Move beyond the narrative and Forsyth is telling a more political story. The film was shot in Cumbernauld, one of Scotland's much vaunted new towns. No doubt the energy of the film matched the energy of the town itself. The film tackles gender equality, albeit in a humorous way; it was unusual to have a British film that empowered women the way Dorothy, aka Gregory's Girl, was portrayed. Yet more special and touching was Gregory's relationship with his wee sister. She may have been younger but she was great deal wiser, offering Gregory all sorts of relationship advice.
For me, the film's greatest gift was the penguin. In various scenes, a child (one imagines it was a child) is seen wandering in full penguin attire. These were never directly alluded to, making the image funnier still. So when I wrote and directed Meet the Magoons, for the Comedy Lab on Channel 4 in 2002, it featured the self-same, unexplained penguin.

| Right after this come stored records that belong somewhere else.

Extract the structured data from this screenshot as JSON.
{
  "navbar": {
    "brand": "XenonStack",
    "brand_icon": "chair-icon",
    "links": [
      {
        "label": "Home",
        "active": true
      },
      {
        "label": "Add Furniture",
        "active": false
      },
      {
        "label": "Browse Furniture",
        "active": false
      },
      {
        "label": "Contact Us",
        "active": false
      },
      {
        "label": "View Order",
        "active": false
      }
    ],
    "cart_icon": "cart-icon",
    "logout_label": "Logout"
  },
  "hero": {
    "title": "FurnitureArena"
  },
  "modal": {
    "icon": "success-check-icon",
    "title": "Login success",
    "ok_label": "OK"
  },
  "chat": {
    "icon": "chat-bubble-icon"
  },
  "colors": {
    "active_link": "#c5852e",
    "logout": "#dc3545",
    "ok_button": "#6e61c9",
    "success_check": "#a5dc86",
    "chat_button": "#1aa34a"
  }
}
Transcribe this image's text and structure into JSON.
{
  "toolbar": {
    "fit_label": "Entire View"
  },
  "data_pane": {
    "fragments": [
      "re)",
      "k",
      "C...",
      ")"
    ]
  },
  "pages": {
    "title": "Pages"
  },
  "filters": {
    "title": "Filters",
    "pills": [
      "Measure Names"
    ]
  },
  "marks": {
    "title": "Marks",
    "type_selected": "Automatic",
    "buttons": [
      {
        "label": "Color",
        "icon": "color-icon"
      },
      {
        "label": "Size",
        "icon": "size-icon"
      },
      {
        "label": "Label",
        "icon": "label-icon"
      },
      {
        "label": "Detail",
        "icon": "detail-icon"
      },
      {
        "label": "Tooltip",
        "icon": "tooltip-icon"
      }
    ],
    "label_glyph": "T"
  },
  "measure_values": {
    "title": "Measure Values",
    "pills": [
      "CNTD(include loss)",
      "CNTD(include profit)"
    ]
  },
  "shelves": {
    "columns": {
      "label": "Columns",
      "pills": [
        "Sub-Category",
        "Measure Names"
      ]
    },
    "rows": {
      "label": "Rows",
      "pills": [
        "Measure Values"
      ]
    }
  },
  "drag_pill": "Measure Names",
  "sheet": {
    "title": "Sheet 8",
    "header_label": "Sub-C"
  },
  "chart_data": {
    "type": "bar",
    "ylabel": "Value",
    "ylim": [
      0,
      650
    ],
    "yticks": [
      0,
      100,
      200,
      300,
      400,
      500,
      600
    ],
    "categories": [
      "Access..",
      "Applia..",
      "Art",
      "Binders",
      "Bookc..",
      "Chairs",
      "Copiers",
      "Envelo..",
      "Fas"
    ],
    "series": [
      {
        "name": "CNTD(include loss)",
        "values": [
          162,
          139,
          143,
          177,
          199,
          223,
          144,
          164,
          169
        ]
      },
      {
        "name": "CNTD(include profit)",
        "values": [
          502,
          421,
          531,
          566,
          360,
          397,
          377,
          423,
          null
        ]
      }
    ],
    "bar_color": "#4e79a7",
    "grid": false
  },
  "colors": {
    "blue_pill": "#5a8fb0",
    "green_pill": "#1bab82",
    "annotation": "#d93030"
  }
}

These four Forsyth films captured a moment in Scottish cultural history. What the writer/director achieved was to let Scotland look at itself in a real way, a non-Whisky Galore way. We recognised these people and liked them, even the rogues. It wasn't all Highland vistas and rolling glens. Forsyth showed us ourselves. And we liked very much what we saw. Scotland was confident, at ease with itself. It ought to be pointing out that this purple patch in Scottish cinema came immediately after the failed (and for many, gerrymandered) independence vote of 1979. While Scotland had declared itself a country it hadn't managed to fulfil the strict arithmetic diktats of the Westminster Labour Government.
Perhaps there is some synchronicity in the career of Forsyth and what Scotland might expect as the inexorable Devolution tide roars ever nearer the sands of Independence.
Why only four Forsyth films of repute and celebration? Unfortunately Hollywood plucked Forsyth (Local Hero in reverse) and his talent was lost amongst the heathens. But I'm thankful for the four he gave us, most especially for Gregory's Girl. It's tricky to talk about a film that has had such a profound effect on you. Like lovers, films are as much about the time you met in your life as anything else. Gregory's Girl was my first love and, in the words of the song, first love never dies. That and the penguin.